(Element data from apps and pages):
::::::::

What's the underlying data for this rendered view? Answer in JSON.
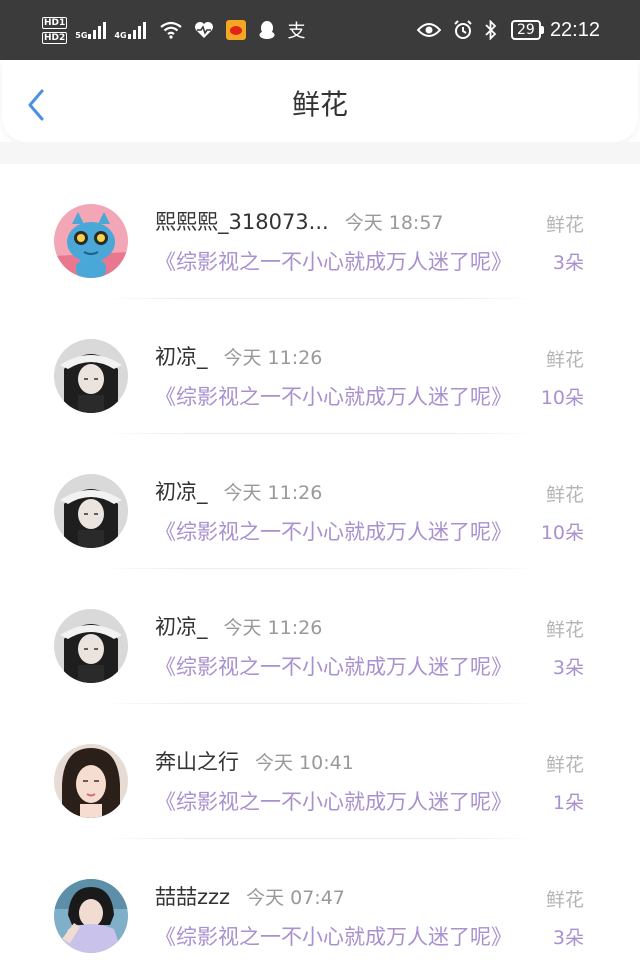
{
  "status_bar": {
    "hd1": "HD1",
    "hd2": "HD2",
    "net1": "5G",
    "net2": "4G",
    "battery": "29",
    "time": "22:12",
    "icons": [
      "wifi-icon",
      "heart-rate-icon",
      "weibo-icon",
      "qq-penguin-icon",
      "zhi-icon",
      "eye-icon",
      "alarm-icon",
      "bluetooth-icon"
    ]
  },
  "header": {
    "title": "鲜花",
    "back_icon": "chevron-left-icon"
  },
  "colors": {
    "accent_purple": "#a990cf",
    "back_blue": "#4a90e2",
    "status_bar_bg": "#3b3b3b"
  },
  "records": [
    {
      "name": "熙熙熙_318073...",
      "time": "今天 18:57",
      "book": "《综影视之一不小心就成万人迷了呢》",
      "gift": "鲜花",
      "count": "3朵"
    },
    {
      "name": "初凉_",
      "time": "今天 11:26",
      "book": "《综影视之一不小心就成万人迷了呢》",
      "gift": "鲜花",
      "count": "10朵"
    },
    {
      "name": "初凉_",
      "time": "今天 11:26",
      "book": "《综影视之一不小心就成万人迷了呢》",
      "gift": "鲜花",
      "count": "10朵"
    },
    {
      "name": "初凉_",
      "time": "今天 11:26",
      "book": "《综影视之一不小心就成万人迷了呢》",
      "gift": "鲜花",
      "count": "3朵"
    },
    {
      "name": "奔山之行",
      "time": "今天 10:41",
      "book": "《综影视之一不小心就成万人迷了呢》",
      "gift": "鲜花",
      "count": "1朵"
    },
    {
      "name": "喆喆zzz",
      "time": "今天 07:47",
      "book": "《综影视之一不小心就成万人迷了呢》",
      "gift": "鲜花",
      "count": "3朵"
    }
  ]
}
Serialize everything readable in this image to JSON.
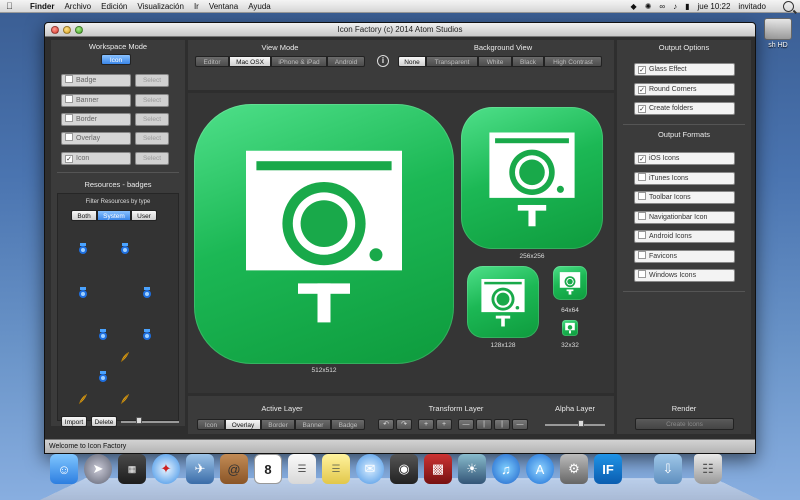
{
  "menubar": {
    "apple": "",
    "app": "Finder",
    "menus": [
      "Archivo",
      "Edición",
      "Visualización",
      "Ir",
      "Ventana",
      "Ayuda"
    ],
    "clock": "jue 10:22",
    "user": "invitado"
  },
  "desktop": {
    "drive_label": "sh HD"
  },
  "window": {
    "title": "Icon Factory (c) 2014 Atom Studios",
    "status": "Welcome to Icon Factory"
  },
  "workspace": {
    "header": "Workspace Mode",
    "mode_button": "Icon",
    "items": [
      {
        "label": "Badge",
        "checked": false,
        "select": "Select"
      },
      {
        "label": "Banner",
        "checked": false,
        "select": "Select"
      },
      {
        "label": "Border",
        "checked": false,
        "select": "Select"
      },
      {
        "label": "Overlay",
        "checked": false,
        "select": "Select"
      },
      {
        "label": "Icon",
        "checked": true,
        "select": "Select"
      }
    ]
  },
  "resources": {
    "header": "Resources - badges",
    "filter_label": "Filter Resources by type",
    "filters": [
      "Both",
      "System",
      "User"
    ],
    "selected_filter": "System",
    "import": "Import",
    "delete": "Delete"
  },
  "view_mode": {
    "header": "View Mode",
    "options": [
      "Editor",
      "Mac OSX",
      "iPhone & iPad",
      "Android"
    ],
    "selected": "Mac OSX",
    "info_icon": "info-icon"
  },
  "background_view": {
    "header": "Background View",
    "options": [
      "None",
      "Transparent",
      "White",
      "Black",
      "High Contrast"
    ],
    "selected": "None"
  },
  "previews": {
    "sizes": [
      "512x512",
      "256x256",
      "128x128",
      "64x64",
      "32x32"
    ]
  },
  "active_layer": {
    "header": "Active Layer",
    "options": [
      "Icon",
      "Overlay",
      "Border",
      "Banner",
      "Badge"
    ],
    "selected": "Overlay"
  },
  "transform_layer": {
    "header": "Transform Layer",
    "buttons": [
      "↶",
      "↷",
      "+",
      "+",
      "—",
      "|",
      "|",
      "—"
    ]
  },
  "alpha_layer": {
    "header": "Alpha Layer",
    "value_percent": 60
  },
  "output_options": {
    "header": "Output Options",
    "items": [
      {
        "label": "Glass Effect",
        "checked": true
      },
      {
        "label": "Round Corners",
        "checked": true
      },
      {
        "label": "Create folders",
        "checked": true
      }
    ]
  },
  "output_formats": {
    "header": "Output Formats",
    "items": [
      {
        "label": "iOS Icons",
        "checked": true
      },
      {
        "label": "iTunes Icons",
        "checked": false
      },
      {
        "label": "Toolbar Icons",
        "checked": false
      },
      {
        "label": "Navigationbar Icon",
        "checked": false
      },
      {
        "label": "Android Icons",
        "checked": false
      },
      {
        "label": "Favicons",
        "checked": false
      },
      {
        "label": "Windows Icons",
        "checked": false
      }
    ]
  },
  "render": {
    "header": "Render",
    "button": "Create Icons"
  },
  "dock": {
    "calendar_day": "8",
    "items": [
      "finder-icon",
      "launchpad-icon",
      "mission-control-icon",
      "safari-icon",
      "mail-icon",
      "contacts-icon",
      "calendar-icon",
      "reminders-icon",
      "notes-icon",
      "messages-icon",
      "facetime-icon",
      "photo-booth-icon",
      "iphoto-icon",
      "itunes-icon",
      "app-store-icon",
      "system-preferences-icon",
      "icon-factory-icon",
      "downloads-icon",
      "trash-icon"
    ]
  },
  "colors": {
    "icon_green": "#1cb855",
    "window_bg": "#2e2e2e",
    "selected_blue": "#3b86e8"
  }
}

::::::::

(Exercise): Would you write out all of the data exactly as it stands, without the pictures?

(Your response):
What's the underlying data for this rendered view? Answer in JSON.
{
  "status_bar": {
    "hd1": "HD1",
    "hd2": "HD2",
    "net1": "5G",
    "net2": "4G",
    "battery": "29",
    "time": "22:12",
    "icons": [
      "wifi-icon",
      "heart-rate-icon",
      "weibo-icon",
      "qq-penguin-icon",
      "zhi-icon",
      "eye-icon",
      "alarm-icon",
      "bluetooth-icon"
    ]
  },
  "header": {
    "title": "鲜花",
    "back_icon": "chevron-left-icon"
  },
  "colors": {
    "accent_purple": "#a990cf",
    "back_blue": "#4a90e2",
    "status_bar_bg": "#3b3b3b"
  },
  "records": [
    {
      "name": "熙熙熙_318073...",
      "time": "今天 18:57",
      "book": "《综影视之一不小心就成万人迷了呢》",
      "gift": "鲜花",
      "count": "3朵"
    },
    {
      "name": "初凉_",
      "time": "今天 11:26",
      "book": "《综影视之一不小心就成万人迷了呢》",
      "gift": "鲜花",
      "count": "10朵"
    },
    {
      "name": "初凉_",
      "time": "今天 11:26",
      "book": "《综影视之一不小心就成万人迷了呢》",
      "gift": "鲜花",
      "count": "10朵"
    },
    {
      "name": "初凉_",
      "time": "今天 11:26",
      "book": "《综影视之一不小心就成万人迷了呢》",
      "gift": "鲜花",
      "count": "3朵"
    },
    {
      "name": "奔山之行",
      "time": "今天 10:41",
      "book": "《综影视之一不小心就成万人迷了呢》",
      "gift": "鲜花",
      "count": "1朵"
    },
    {
      "name": "喆喆zzz",
      "time": "今天 07:47",
      "book": "《综影视之一不小心就成万人迷了呢》",
      "gift": "鲜花",
      "count": "3朵"
    }
  ]
}
Serialize everything readable in this image to JSON.
{
  "menubar": {
    "apple": "",
    "app": "Finder",
    "menus": [
      "Archivo",
      "Edición",
      "Visualización",
      "Ir",
      "Ventana",
      "Ayuda"
    ],
    "clock": "jue 10:22",
    "user": "invitado"
  },
  "desktop": {
    "drive_label": "sh HD"
  },
  "window": {
    "title": "Icon Factory (c) 2014 Atom Studios",
    "status": "Welcome to Icon Factory"
  },
  "workspace": {
    "header": "Workspace Mode",
    "mode_button": "Icon",
    "items": [
      {
        "label": "Badge",
        "checked": false,
        "select": "Select"
      },
      {
        "label": "Banner",
        "checked": false,
        "select": "Select"
      },
      {
        "label": "Border",
        "checked": false,
        "select": "Select"
      },
      {
        "label": "Overlay",
        "checked": false,
        "select": "Select"
      },
      {
        "label": "Icon",
        "checked": true,
        "select": "Select"
      }
    ]
  },
  "resources": {
    "header": "Resources - badges",
    "filter_label": "Filter Resources by type",
    "filters": [
      "Both",
      "System",
      "User"
    ],
    "selected_filter": "System",
    "import": "Import",
    "delete": "Delete"
  },
  "view_mode": {
    "header": "View Mode",
    "options": [
      "Editor",
      "Mac OSX",
      "iPhone & iPad",
      "Android"
    ],
    "selected": "Mac OSX",
    "info_icon": "info-icon"
  },
  "background_view": {
    "header": "Background View",
    "options": [
      "None",
      "Transparent",
      "White",
      "Black",
      "High Contrast"
    ],
    "selected": "None"
  },
  "previews": {
    "sizes": [
      "512x512",
      "256x256",
      "128x128",
      "64x64",
      "32x32"
    ]
  },
  "active_layer": {
    "header": "Active Layer",
    "options": [
      "Icon",
      "Overlay",
      "Border",
      "Banner",
      "Badge"
    ],
    "selected": "Overlay"
  },
  "transform_layer": {
    "header": "Transform Layer",
    "buttons": [
      "↶",
      "↷",
      "+",
      "+",
      "—",
      "|",
      "|",
      "—"
    ]
  },
  "alpha_layer": {
    "header": "Alpha Layer",
    "value_percent": 60
  },
  "output_options": {
    "header": "Output Options",
    "items": [
      {
        "label": "Glass Effect",
        "checked": true
      },
      {
        "label": "Round Corners",
        "checked": true
      },
      {
        "label": "Create folders",
        "checked": true
      }
    ]
  },
  "output_formats": {
    "header": "Output Formats",
    "items": [
      {
        "label": "iOS Icons",
        "checked": true
      },
      {
        "label": "iTunes Icons",
        "checked": false
      },
      {
        "label": "Toolbar Icons",
        "checked": false
      },
      {
        "label": "Navigationbar Icon",
        "checked": false
      },
      {
        "label": "Android Icons",
        "checked": false
      },
      {
        "label": "Favicons",
        "checked": false
      },
      {
        "label": "Windows Icons",
        "checked": false
      }
    ]
  },
  "render": {
    "header": "Render",
    "button": "Create Icons"
  },
  "dock": {
    "calendar_day": "8",
    "items": [
      "finder-icon",
      "launchpad-icon",
      "mission-control-icon",
      "safari-icon",
      "mail-icon",
      "contacts-icon",
      "calendar-icon",
      "reminders-icon",
      "notes-icon",
      "messages-icon",
      "facetime-icon",
      "photo-booth-icon",
      "iphoto-icon",
      "itunes-icon",
      "app-store-icon",
      "system-preferences-icon",
      "icon-factory-icon",
      "downloads-icon",
      "trash-icon"
    ]
  },
  "colors": {
    "icon_green": "#1cb855",
    "window_bg": "#2e2e2e",
    "selected_blue": "#3b86e8"
  }
}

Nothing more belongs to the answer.